Without a shadow of a doubt, the answer has to be categorically no!
My fellow writer and friend here in the UK, Andrew French decided that he wanted to turn one of his books into a screen play. So, with ‘how to’ suggestions from someone involved in the scriptwriting industry here, away he went.
Andrew said to me yesterday, “I don’t want anyone else adapting my work. It wouldn’t be the same.” From that point of view I can completely understand why he did it. After all would you allow a total stranger anywhere near your baby? No neither will the author of a given work, if they’ve got any sense… Far too many good stories have been ruined in the past by total Philistines ie editors. Or in this instance scriptwriters!!!
When you read a book, through the use of your imagination you become part of it to the point where if you close your eyes, your right there with the characters. Not so with a script. With the latter what your reading is nothing more or less than simplistic writing in the form of an instruction manual for totally unimaginative ninnies, devoid of everything that you experience when reading any work of fiction.
I can’t speak for any other writer out there, but when it comes to my books, they are the end product of seventy percent research plus thirty percent writing. When I finally decide on a topic, I spend many months finding out everything I can about it.
It doesn’t matter which of the genres I write in be it fantasy, science fiction or all kinds of adventure story; without comprehensive research, the story just won’t gel. More often than not, as I spend ten hours a day, seven days a week for maybe four to six months reading up on the subject, I will come across a sentence in some dusty tome on the subject which gives me the inkling of an idea for the story. As for my sources, here at home I have an extensive research library of my own. Plus I also make use of the internet. Although, having said that, there is a lot of disinformation and plainly incorrect articles on the net. To give you an example, take most things which appear in Wikipedia with a large pinch of salt.

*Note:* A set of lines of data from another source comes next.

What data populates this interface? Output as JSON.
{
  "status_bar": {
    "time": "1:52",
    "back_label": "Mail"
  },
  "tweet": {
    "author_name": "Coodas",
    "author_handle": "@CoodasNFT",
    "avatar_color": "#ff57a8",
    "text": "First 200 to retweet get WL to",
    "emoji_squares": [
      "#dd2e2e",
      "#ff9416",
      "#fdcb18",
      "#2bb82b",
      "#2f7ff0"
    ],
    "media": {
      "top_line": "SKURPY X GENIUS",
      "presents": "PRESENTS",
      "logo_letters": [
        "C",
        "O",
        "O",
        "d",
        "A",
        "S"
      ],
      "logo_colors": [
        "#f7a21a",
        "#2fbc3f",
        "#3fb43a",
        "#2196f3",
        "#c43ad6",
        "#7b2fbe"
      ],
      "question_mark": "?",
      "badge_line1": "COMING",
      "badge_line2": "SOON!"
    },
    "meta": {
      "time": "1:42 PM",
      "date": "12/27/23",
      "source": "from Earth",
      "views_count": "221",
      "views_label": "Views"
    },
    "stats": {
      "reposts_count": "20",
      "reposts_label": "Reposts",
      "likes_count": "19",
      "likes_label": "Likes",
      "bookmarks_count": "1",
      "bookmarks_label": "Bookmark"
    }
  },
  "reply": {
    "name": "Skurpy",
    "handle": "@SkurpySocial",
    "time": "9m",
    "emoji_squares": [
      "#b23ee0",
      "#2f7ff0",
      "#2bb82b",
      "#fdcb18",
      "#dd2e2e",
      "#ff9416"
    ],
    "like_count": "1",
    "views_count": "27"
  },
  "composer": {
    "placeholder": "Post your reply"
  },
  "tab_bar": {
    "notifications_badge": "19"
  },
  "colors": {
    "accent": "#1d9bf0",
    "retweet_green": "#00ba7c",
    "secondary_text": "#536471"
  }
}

Never rely on just one source! Use Wikipedia by all means. But check what is there with reputable sources like the British Museum and other institutions. Many of the better universities across the planet can also prove invaluable when it comes to research, especially these days via the internet.
Another excellent source for me are serious documentaries on television, particularly when it comes to history, geography and the universe in general.
So, to sum up – research is the key unless you are merely engaged in writing what the Victorian’s termed ‘A Penny Dreadful’, or potboiler if you prefer. But remember this, even they need a degree of research…
As an author, it wasn’t until I took up writing seriously back in 1995 that I finally appreciated just how many of today’s books are the end product of lazy writing practises. A classic example is the endless use of things like, ‘he said’ or ‘she said’ when your characters are speaking. This is perfectly acceptable when writing the initial draft of your book. But never ever let them endlessly appear in the final draft. Once you have been picked up on it and other examples of literary lazyness by your harshest critics (your readers), until you mend your ways and the use of tools like your Dictionary and Thesaurus becomes second nature, don’t be surprised at the loss of your potential readership. The harsh reality of the writing world is that readers either make or break you! If one person likes your work, they will soon tell their friends, particularly these days with Social Media Sites like FaceBook and Twitter. By the same token. the opposite will apply if the end product of your work is unmitigated rubbish, chock full of errors!
Up until I began writing, the concept of ‘Lazy Writing’ hadn’t even entered my mind. Back then, like millions of other readers, the only thing that mattered to me was whether or not the story grabbed my attention. Some authors, be they ‘Indie’ or ‘Establishment’ are equally guilty when it comes to literary laziness, the same can be said for some editors. In all three cases, there is no acceptable excuse. Another glaring example of the sheer lazyness prevelant in today’s literature is the endless repetetion of certain words, along with foul language. While the above may be socially acceptable when talking with family and friends, if you are a writer, it certainly isn’t!
Regarding foul language and poor writing practices, E.L. James’ Fifty Shades of Grey is the classic example. While it may appeal to a certain base section of the world’s population who know no better, to anyone who holds the written word dear as I do, it is anathema. Despite the fact that the book has become a best seller and is soon to become a movie, it will never be held up as a shining example of ‘best writing practice’ by any literary critic or scholar worth their salt.
Lastly, as a writer, you must be your own harshest critic as well as being an extremely tough editor. If you are wondering why your books simply don’t appeal, take a long hard look at your final draft. I’m betting that it is full of glaring literary error’s.
PS – If you are wondering how many times I edited/rewrote this post, it was well over three dozen before I finally hit the Publish button…